About this exercise: Retype all of the entries word for word.

[Start of Attachment]

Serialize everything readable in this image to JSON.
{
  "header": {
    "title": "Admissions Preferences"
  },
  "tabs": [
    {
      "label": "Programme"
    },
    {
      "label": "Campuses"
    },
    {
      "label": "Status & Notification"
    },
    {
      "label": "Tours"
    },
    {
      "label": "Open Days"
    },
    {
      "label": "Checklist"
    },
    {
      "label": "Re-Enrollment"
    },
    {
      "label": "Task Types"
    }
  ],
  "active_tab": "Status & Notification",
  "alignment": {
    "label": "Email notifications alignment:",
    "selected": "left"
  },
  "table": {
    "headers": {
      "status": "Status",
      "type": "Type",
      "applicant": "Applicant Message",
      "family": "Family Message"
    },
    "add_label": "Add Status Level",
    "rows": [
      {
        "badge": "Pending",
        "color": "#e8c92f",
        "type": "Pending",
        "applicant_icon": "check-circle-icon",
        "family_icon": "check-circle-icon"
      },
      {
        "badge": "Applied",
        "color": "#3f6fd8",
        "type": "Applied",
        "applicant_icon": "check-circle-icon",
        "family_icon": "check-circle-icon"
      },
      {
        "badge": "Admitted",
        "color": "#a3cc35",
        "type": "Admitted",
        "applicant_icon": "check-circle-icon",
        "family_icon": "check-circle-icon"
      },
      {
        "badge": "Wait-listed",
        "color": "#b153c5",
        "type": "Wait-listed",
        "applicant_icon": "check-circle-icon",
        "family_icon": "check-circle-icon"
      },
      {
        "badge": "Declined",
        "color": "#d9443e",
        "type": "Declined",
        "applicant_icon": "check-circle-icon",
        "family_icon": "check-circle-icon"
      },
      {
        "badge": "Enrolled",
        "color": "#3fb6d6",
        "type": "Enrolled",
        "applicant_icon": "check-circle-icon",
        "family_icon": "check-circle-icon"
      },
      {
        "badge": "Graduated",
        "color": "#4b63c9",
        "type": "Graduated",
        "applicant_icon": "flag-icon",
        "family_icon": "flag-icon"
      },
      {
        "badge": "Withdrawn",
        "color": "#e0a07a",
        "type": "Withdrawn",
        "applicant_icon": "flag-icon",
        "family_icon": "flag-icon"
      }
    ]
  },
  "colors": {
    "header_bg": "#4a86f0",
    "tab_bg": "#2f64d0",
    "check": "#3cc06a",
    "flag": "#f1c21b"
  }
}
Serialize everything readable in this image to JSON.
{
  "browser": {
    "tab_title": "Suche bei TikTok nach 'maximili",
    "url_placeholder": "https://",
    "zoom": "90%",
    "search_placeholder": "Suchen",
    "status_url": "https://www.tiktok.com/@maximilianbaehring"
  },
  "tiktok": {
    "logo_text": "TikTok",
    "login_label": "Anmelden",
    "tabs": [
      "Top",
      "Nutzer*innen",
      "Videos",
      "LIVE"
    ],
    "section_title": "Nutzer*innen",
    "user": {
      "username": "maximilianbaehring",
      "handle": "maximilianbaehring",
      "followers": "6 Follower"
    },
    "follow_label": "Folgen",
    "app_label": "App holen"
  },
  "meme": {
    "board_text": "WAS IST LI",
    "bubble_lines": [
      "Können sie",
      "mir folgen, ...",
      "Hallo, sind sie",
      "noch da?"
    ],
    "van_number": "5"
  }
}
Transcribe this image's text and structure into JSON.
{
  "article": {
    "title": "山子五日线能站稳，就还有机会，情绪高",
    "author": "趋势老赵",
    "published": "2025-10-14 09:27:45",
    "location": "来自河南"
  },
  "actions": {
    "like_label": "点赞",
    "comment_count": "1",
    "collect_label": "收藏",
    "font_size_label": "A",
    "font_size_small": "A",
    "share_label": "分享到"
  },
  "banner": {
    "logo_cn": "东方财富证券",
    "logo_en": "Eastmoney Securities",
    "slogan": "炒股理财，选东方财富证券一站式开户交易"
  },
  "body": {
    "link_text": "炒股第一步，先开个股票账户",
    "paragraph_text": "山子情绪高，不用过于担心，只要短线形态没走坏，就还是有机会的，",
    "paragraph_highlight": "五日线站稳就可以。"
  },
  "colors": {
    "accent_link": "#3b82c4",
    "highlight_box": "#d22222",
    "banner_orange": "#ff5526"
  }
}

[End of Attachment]

Written answer:
Serialize everything readable in this image to JSON.
{
  "header": {
    "title": "Admissions Preferences"
  },
  "tabs": [
    {
      "label": "Programme"
    },
    {
      "label": "Campuses"
    },
    {
      "label": "Status & Notification"
    },
    {
      "label": "Tours"
    },
    {
      "label": "Open Days"
    },
    {
      "label": "Checklist"
    },
    {
      "label": "Re-Enrollment"
    },
    {
      "label": "Task Types"
    }
  ],
  "active_tab": "Status & Notification",
  "alignment": {
    "label": "Email notifications alignment:",
    "selected": "left"
  },
  "table": {
    "headers": {
      "status": "Status",
      "type": "Type",
      "applicant": "Applicant Message",
      "family": "Family Message"
    },
    "add_label": "Add Status Level",
    "rows": [
      {
        "badge": "Pending",
        "color": "#e8c92f",
        "type": "Pending",
        "applicant_icon": "check-circle-icon",
        "family_icon": "check-circle-icon"
      },
      {
        "badge": "Applied",
        "color": "#3f6fd8",
        "type": "Applied",
        "applicant_icon": "check-circle-icon",
        "family_icon": "check-circle-icon"
      },
      {
        "badge": "Admitted",
        "color": "#a3cc35",
        "type": "Admitted",
        "applicant_icon": "check-circle-icon",
        "family_icon": "check-circle-icon"
      },
      {
        "badge": "Wait-listed",
        "color": "#b153c5",
        "type": "Wait-listed",
        "applicant_icon": "check-circle-icon",
        "family_icon": "check-circle-icon"
      },
      {
        "badge": "Declined",
        "color": "#d9443e",
        "type": "Declined",
        "applicant_icon": "check-circle-icon",
        "family_icon": "check-circle-icon"
      },
      {
        "badge": "Enrolled",
        "color": "#3fb6d6",
        "type": "Enrolled",
        "applicant_icon": "check-circle-icon",
        "family_icon": "check-circle-icon"
      },
      {
        "badge": "Graduated",
        "color": "#4b63c9",
        "type": "Graduated",
        "applicant_icon": "flag-icon",
        "family_icon": "flag-icon"
      },
      {
        "badge": "Withdrawn",
        "color": "#e0a07a",
        "type": "Withdrawn",
        "applicant_icon": "flag-icon",
        "family_icon": "flag-icon"
      }
    ]
  },
  "colors": {
    "header_bg": "#4a86f0",
    "tab_bg": "#2f64d0",
    "check": "#3cc06a",
    "flag": "#f1c21b"
  }
}
Serialize everything readable in this image to JSON.
{
  "browser": {
    "tab_title": "Suche bei TikTok nach 'maximili",
    "url_placeholder": "https://",
    "zoom": "90%",
    "search_placeholder": "Suchen",
    "status_url": "https://www.tiktok.com/@maximilianbaehring"
  },
  "tiktok": {
    "logo_text": "TikTok",
    "login_label": "Anmelden",
    "tabs": [
      "Top",
      "Nutzer*innen",
      "Videos",
      "LIVE"
    ],
    "section_title": "Nutzer*innen",
    "user": {
      "username": "maximilianbaehring",
      "handle": "maximilianbaehring",
      "followers": "6 Follower"
    },
    "follow_label": "Folgen",
    "app_label": "App holen"
  },
  "meme": {
    "board_text": "WAS IST LI",
    "bubble_lines": [
      "Können sie",
      "mir folgen, ...",
      "Hallo, sind sie",
      "noch da?"
    ],
    "van_number": "5"
  }
}
Transcribe this image's text and structure into JSON.
{
  "article": {
    "title": "山子五日线能站稳，就还有机会，情绪高",
    "author": "趋势老赵",
    "published": "2025-10-14 09:27:45",
    "location": "来自河南"
  },
  "actions": {
    "like_label": "点赞",
    "comment_count": "1",
    "collect_label": "收藏",
    "font_size_label": "A",
    "font_size_small": "A",
    "share_label": "分享到"
  },
  "banner": {
    "logo_cn": "东方财富证券",
    "logo_en": "Eastmoney Securities",
    "slogan": "炒股理财，选东方财富证券一站式开户交易"
  },
  "body": {
    "link_text": "炒股第一步，先开个股票账户",
    "paragraph_text": "山子情绪高，不用过于担心，只要短线形态没走坏，就还是有机会的，",
    "paragraph_highlight": "五日线站稳就可以。"
  },
  "colors": {
    "accent_link": "#3b82c4",
    "highlight_box": "#d22222",
    "banner_orange": "#ff5526"
  }
}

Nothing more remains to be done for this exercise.